Do you remember your very first international business trip? Going to another country to do business can be both exciting and daunting. It signals growth in your company – but because of all the differences in doing business globally, it can also be a nerve wracking experience.
The same can be said about taking your insight communities into new countries. Brands with operations around the world need to engage with their customers and prospects wherever they may be. Ensuring that connection takes into consideration local customs, languages and consumer preferences will increase your chances of gathering meaningful insight.
This checklist of things to keep in mind will help you get started on the right foot.
This might feel like a no-brainer, but there are some complexities when it comes to language. If some countries have multiple official languages, which one(s) do you choose? Even in markets where there is one official language, you may want to consider giving members the option of one of two languages (eg: Spanish and English in Mexico) depending on who you’re trying to recruit within the market.
Multiple languages also brings the added complication of translation, particularly if you’re replicating projects in different markets. Streamlining the translation process by managing it internally or through one external agency, and ensuring there’s someone on the team who can quality check the language translation is important for success.
- Project Process, Ownership and Quality Checks
Are you planning to run custom projects in each market or will you start a project in one language and then replicate elsewhere? If you have insight teams in all the markets you want to run your projects, then your life will be a lot easier because they can either the manage the project completely, or can help with checking the translation. Working in other markets may mean holding meetings at odd hours to accommodate the team, so be prepared to be flexible. And if you don’t have local teams in place in each market, you’ll need to work with a vendor who can support you in those markets.
For custom projects, you’ll either need someone to run the project from start to finish in each language, or you’ll need to go through a full translation process for design, analysis and reporting. The translation should be quality checked by a native speaker to ensure everything makes sense and sounds conversational rather than academic. Obviously it’s easier to have everything delivered in one language.
If you’re replicating then you’ll need to add on time for translating everything: design, open end coding and/or analysis, and reporting. And if it is a qualitative project you’ll need to find an appropriate moderator and determine whether they will do a verbal debrief, a topline or a full report in their language (which then needs to get translated). One of the inherent benefits of having an insight community is speed. But if you’re managing a multi-language community with replicated projects you won’t be able run projects very quickly.
Not all lists are created equal. In some markets it’s quite difficult to get a hold of quality customer databases with email addresses (eg: Latin America, India). Think about alternatives for building your community including your brand’s website, social media, point of sale (which has seen success in retail) mail-to-web (which has proven successful with businesses who still typically communicate via mail such as utilities), and purchased recruit.

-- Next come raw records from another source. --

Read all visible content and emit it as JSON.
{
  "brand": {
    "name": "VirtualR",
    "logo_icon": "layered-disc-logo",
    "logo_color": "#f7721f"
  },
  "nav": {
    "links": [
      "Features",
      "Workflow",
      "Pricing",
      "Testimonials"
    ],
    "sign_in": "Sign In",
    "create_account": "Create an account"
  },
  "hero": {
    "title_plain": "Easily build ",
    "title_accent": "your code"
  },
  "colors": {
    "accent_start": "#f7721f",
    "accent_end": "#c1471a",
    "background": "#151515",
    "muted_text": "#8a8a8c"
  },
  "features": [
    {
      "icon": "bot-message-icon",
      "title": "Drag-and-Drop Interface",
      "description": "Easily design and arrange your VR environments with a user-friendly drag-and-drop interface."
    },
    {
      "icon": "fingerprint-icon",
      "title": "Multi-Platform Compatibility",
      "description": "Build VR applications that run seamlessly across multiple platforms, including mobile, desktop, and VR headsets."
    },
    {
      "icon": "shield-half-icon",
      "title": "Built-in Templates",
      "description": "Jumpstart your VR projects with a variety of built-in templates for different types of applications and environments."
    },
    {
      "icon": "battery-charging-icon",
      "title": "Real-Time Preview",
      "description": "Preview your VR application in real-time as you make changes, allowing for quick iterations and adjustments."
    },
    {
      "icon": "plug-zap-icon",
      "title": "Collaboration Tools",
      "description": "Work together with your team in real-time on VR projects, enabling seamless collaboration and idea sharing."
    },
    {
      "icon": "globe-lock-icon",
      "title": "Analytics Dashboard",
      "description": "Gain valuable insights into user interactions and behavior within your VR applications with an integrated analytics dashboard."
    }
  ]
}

- Internet and mobile penetration
Some markets have relatively light desktop Internet penetration but have higher mobile internet and text usage (eg: second and third world countries). So you’ll need to think about how you’re incorporating mobile access into your recruit, communication, and invitation plans for your community.
When it comes time to design (or translate) your profiling questionnaire and start running projects, consider how each market may culturally interpret questions, images and scales differently. For example, it is not recommended to ask about income directly in Latin America as consumers will not give you an accurate answer, and in Asia consumers tend to lean on the heavy side of positive scales.
Cultural interpretation of images can also impact the creative design for insight community. For example if you’re launching a community in Japan or China you should ensure you have images of people from those countries not stock footage from North America.
You may also need to consider taboo topics, particularly those with legal implications. For example, insight communities in China should avoid anything related to political, social or gambling topics.
Speaking of legal: every market will have different rules and legislation when it comes to privacy, sweepstakes and contests for incentives, domain registration, server location, and government involvement in the research process (particularly in China where all social research is monitored and regulated by the government). Consult with your legal team when going into a new market.
It’s very exciting times if you’re thinking about taking your insight community global! Doing so requires a lot of research and coordination, but using this check list, you’ll be well on your way to going global.
We’d love to hear your thoughts about running insight communities around the world. Share your questions and fill in any gaps we may have missed.